This is horrible on any number of levels. The city is amassing a large public debt to pay for projects of questionable long-term value. Many of the proposed projects have become embarrassing busts, such as a major hotel that nearly went bankrupt until the city poured in additional millions to prop it up.
The process also has exacerbated blight, given that property owners are less apt to fix up their homes and businesses when they know that they are being targeted for extinction. Most disturbing, though, is the way the city puts the screws to victims of eminent domain when it comes time to pay fair market value.
One couple, Joseph and Yae Hong, operated a successful car-rental business along Garden Grove Boulevard. The company had a ten-year lease on the property and brought in about $2 million a year, but the city offered them $16,000 for the entire operation after condemning it. The Hongs were forced out of business and ran up tens of thousands of dollars in debt to fight for a better deal. A court eventually awarded the Hongs nearly $1 million but only after a long period of pure misery. And they were forced to move to a less desirable location.
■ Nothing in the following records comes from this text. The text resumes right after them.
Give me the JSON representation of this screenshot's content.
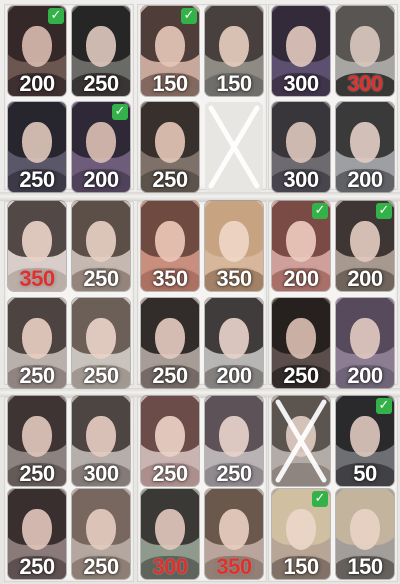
{
  "cards": [
    {
      "price": "200",
      "red": false,
      "check": true,
      "crossed": false,
      "colors": [
        "#6b5650",
        "#2b2022",
        "#d7b9ac",
        "#3a2c2e"
      ]
    },
    {
      "price": "250",
      "red": false,
      "check": false,
      "crossed": false,
      "colors": [
        "#6a6a66",
        "#1b1a1b",
        "#dcc6bc",
        "#34302f"
      ]
    },
    {
      "price": "150",
      "red": false,
      "check": true,
      "crossed": false,
      "colors": [
        "#c9a89c",
        "#3a2a28",
        "#e4c5b6",
        "#7a6058"
      ]
    },
    {
      "price": "150",
      "red": false,
      "check": false,
      "crossed": false,
      "colors": [
        "#8e8a84",
        "#3b3331",
        "#e5cbbd",
        "#6d6a67"
      ]
    },
    {
      "price": "300",
      "red": false,
      "check": false,
      "crossed": false,
      "colors": [
        "#5d4f70",
        "#2c2430",
        "#e0c6bd",
        "#3d3147"
      ]
    },
    {
      "price": "300",
      "red": true,
      "check": false,
      "crossed": false,
      "colors": [
        "#a8a6a3",
        "#4a4745",
        "#d8c7be",
        "#2c2b2a"
      ]
    },
    {
      "price": "250",
      "red": false,
      "check": false,
      "crossed": false,
      "colors": [
        "#5a5768",
        "#1e1d24",
        "#dcc3b8",
        "#3a3744"
      ]
    },
    {
      "price": "200",
      "red": false,
      "check": true,
      "crossed": false,
      "colors": [
        "#6d5c7a",
        "#241f2b",
        "#d9bdb2",
        "#4b3f57"
      ]
    },
    {
      "price": "250",
      "red": false,
      "check": false,
      "crossed": false,
      "colors": [
        "#7e716a",
        "#2b2422",
        "#e2c4b5",
        "#595049"
      ]
    },
    {
      "price": "",
      "red": false,
      "check": false,
      "crossed": true,
      "colors": [
        "#e8e6e2",
        "#e8e6e2",
        "#e8e6e2",
        "#e8e6e2"
      ]
    },
    {
      "price": "300",
      "red": false,
      "check": false,
      "crossed": false,
      "colors": [
        "#6d6a70",
        "#2f2c31",
        "#dac4bb",
        "#45414a"
      ]
    },
    {
      "price": "200",
      "red": false,
      "check": false,
      "crossed": false,
      "colors": [
        "#9d9fa3",
        "#2a2829",
        "#e0cbc2",
        "#5b5b5e"
      ]
    },
    {
      "price": "350",
      "red": true,
      "check": false,
      "crossed": false,
      "colors": [
        "#d8cdc8",
        "#3b302e",
        "#e9d2c7",
        "#b8aaa4"
      ]
    },
    {
      "price": "250",
      "red": false,
      "check": false,
      "crossed": false,
      "colors": [
        "#c4b8b0",
        "#4a3c36",
        "#e6cfc3",
        "#8f7e75"
      ]
    },
    {
      "price": "350",
      "red": false,
      "check": false,
      "crossed": false,
      "colors": [
        "#c98f7e",
        "#5e3e35",
        "#ecc6b6",
        "#a86e60"
      ]
    },
    {
      "price": "350",
      "red": false,
      "check": false,
      "crossed": false,
      "colors": [
        "#d7b79c",
        "#c6a07e",
        "#efd7c7",
        "#9d7b60"
      ]
    },
    {
      "price": "200",
      "red": false,
      "check": true,
      "crossed": false,
      "colors": [
        "#cf9f9a",
        "#6b3b36",
        "#eccabd",
        "#a36a63"
      ]
    },
    {
      "price": "200",
      "red": false,
      "check": true,
      "crossed": false,
      "colors": [
        "#a7998f",
        "#2b2524",
        "#e1c9bd",
        "#6a5f57"
      ]
    },
    {
      "price": "250",
      "red": false,
      "check": false,
      "crossed": false,
      "colors": [
        "#b9b0ab",
        "#3a302d",
        "#e6cdc1",
        "#8b807b"
      ]
    },
    {
      "price": "250",
      "red": false,
      "check": false,
      "crossed": false,
      "colors": [
        "#c9c3bd",
        "#5a4e47",
        "#e9d3c7",
        "#9c938c"
      ]
    },
    {
      "price": "250",
      "red": false,
      "check": false,
      "crossed": false,
      "colors": [
        "#a89c97",
        "#1d1918",
        "#e3c9be",
        "#6f6560"
      ]
    },
    {
      "price": "200",
      "red": false,
      "check": false,
      "crossed": false,
      "colors": [
        "#b8b6b4",
        "#2a2726",
        "#e6d1c9",
        "#7d7a78"
      ]
    },
    {
      "price": "250",
      "red": false,
      "check": false,
      "crossed": false,
      "colors": [
        "#5a4d4a",
        "#1d1918",
        "#d7bcb0",
        "#2e2827"
      ]
    },
    {
      "price": "200",
      "red": false,
      "check": false,
      "crossed": false,
      "colors": [
        "#8c7d92",
        "#4d4153",
        "#dfc7c0",
        "#6d6275"
      ]
    },
    {
      "price": "250",
      "red": false,
      "check": false,
      "crossed": false,
      "colors": [
        "#8c8280",
        "#2f2726",
        "#dfc5bb",
        "#5f5553"
      ]
    },
    {
      "price": "300",
      "red": false,
      "check": false,
      "crossed": false,
      "colors": [
        "#b5aeaa",
        "#3a3330",
        "#e4cbc0",
        "#7e7672"
      ]
    },
    {
      "price": "250",
      "red": false,
      "check": false,
      "crossed": false,
      "colors": [
        "#c9b4b2",
        "#5b3a36",
        "#ecd0c6",
        "#a98b88"
      ]
    },
    {
      "price": "250",
      "red": false,
      "check": false,
      "crossed": false,
      "colors": [
        "#b9b3b6",
        "#4b4146",
        "#e8d2ca",
        "#8c858a"
      ]
    },
    {
      "price": "",
      "red": false,
      "check": false,
      "crossed": true,
      "colors": [
        "#b3aca6",
        "#4c4440",
        "#decbc1",
        "#8a817c"
      ]
    },
    {
      "price": "50",
      "red": false,
      "check": true,
      "crossed": false,
      "colors": [
        "#6d6f72",
        "#1e1d1f",
        "#dbc6bc",
        "#3c3c40"
      ]
    },
    {
      "price": "250",
      "red": false,
      "check": false,
      "crossed": false,
      "colors": [
        "#8a7a7a",
        "#2b2222",
        "#dec3b8",
        "#5a4d4d"
      ]
    },
    {
      "price": "250",
      "red": false,
      "check": false,
      "crossed": false,
      "colors": [
        "#b4a7a0",
        "#6c5c53",
        "#e4cbbf",
        "#8a7a70"
      ]
    },
    {
      "price": "300",
      "red": true,
      "check": false,
      "crossed": false,
      "colors": [
        "#8f9a8c",
        "#2b2826",
        "#dfc6bb",
        "#5a5f57"
      ]
    },
    {
      "price": "350",
      "red": true,
      "check": false,
      "crossed": false,
      "colors": [
        "#b9a59b",
        "#5d4a40",
        "#e7cdbf",
        "#8e7b71"
      ]
    },
    {
      "price": "150",
      "red": false,
      "check": true,
      "crossed": false,
      "colors": [
        "#b7a695",
        "#d6c3a5",
        "#ecd6c8",
        "#7b6c60"
      ]
    },
    {
      "price": "150",
      "red": false,
      "check": false,
      "crossed": false,
      "colors": [
        "#a39e9a",
        "#c9b79e",
        "#e8d2c5",
        "#5e5955"
      ]
    }
  ]
}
In 1997 Garden Grove took a Romanian couple’s small business and offered $640,000 for a property the couple had purchased in 1990 for $778,000 and zero for the business itself, which the couple had purchased for $100,000. These are two typical examples of what goes on. In one attempted use of eminent domain in Anaheim, the company doing the appraisal had a financial interest in the final project. Wouldn’t that be great if you could appraise a property that you wanted to buy?
I could go on and on with examples. I’ve seen blight designations for modern shopping centers, newer housing developments, and even for vacant land. Blight is whatever a city says is blight, even though California and federal courts have finally added a few needed limits after cities went way over the line in justifying blight designations. (For example, the rural enclave of Mammoth Lakes declared land blighted because of excessive urbanization).
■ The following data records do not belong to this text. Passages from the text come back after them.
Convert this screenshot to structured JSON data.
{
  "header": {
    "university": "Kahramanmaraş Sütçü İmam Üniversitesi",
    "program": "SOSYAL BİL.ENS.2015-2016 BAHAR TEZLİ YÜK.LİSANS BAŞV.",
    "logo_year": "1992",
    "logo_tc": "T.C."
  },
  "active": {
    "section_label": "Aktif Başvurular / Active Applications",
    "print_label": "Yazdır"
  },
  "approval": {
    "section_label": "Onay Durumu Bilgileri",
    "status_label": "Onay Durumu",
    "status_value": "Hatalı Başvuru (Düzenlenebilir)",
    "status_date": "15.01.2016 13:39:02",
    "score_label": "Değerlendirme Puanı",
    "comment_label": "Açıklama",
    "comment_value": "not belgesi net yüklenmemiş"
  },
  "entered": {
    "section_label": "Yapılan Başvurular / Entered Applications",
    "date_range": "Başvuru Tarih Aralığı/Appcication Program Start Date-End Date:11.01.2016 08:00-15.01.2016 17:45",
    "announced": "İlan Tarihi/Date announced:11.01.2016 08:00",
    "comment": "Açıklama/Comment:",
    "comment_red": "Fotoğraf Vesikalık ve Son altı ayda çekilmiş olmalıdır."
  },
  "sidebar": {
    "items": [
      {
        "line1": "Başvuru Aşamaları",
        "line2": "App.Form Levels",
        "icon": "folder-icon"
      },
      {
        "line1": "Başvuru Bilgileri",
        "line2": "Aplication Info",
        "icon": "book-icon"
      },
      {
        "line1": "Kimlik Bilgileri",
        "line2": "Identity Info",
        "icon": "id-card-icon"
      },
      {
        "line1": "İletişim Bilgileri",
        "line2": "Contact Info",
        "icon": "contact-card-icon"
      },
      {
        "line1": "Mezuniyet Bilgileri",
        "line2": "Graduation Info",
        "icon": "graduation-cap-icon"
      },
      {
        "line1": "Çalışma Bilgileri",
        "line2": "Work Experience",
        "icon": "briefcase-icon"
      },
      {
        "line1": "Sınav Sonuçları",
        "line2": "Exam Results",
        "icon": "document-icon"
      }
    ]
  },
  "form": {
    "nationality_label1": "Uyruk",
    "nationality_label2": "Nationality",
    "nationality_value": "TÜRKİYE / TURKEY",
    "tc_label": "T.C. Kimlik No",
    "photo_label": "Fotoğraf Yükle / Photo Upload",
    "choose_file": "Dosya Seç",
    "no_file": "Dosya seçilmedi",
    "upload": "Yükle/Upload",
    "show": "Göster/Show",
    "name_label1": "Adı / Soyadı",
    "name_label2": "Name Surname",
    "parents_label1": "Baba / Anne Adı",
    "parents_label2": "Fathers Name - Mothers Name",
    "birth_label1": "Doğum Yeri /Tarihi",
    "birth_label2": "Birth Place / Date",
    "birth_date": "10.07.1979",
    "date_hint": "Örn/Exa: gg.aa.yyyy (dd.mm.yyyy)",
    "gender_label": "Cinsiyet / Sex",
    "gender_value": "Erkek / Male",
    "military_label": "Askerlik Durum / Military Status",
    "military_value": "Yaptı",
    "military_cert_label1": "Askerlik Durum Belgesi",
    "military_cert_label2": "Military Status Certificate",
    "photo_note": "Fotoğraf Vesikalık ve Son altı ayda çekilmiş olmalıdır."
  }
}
Essentially, cities can take any property anywhere within their city limits and give it to other private owners for virtually any reason. It’s terrible in many other places. One Illinois agency offers one-stop shopping for businesses that want to take someone else’s property. Just fill out a form designating the property you want and the agency will see what it can do.
It’s all in the name of the common good, of course. Cities need tax revenue and churches don’t pay any. Small car-rental businesses aren’t nearly as attractive as fancy new discount centers. Neighborhoods with 1960s tract houses don’t impress the tourists as much as a new theme park.
Now what was that again about America being a beacon of freedom and property rights? Surely things can’t be this bad in Poland.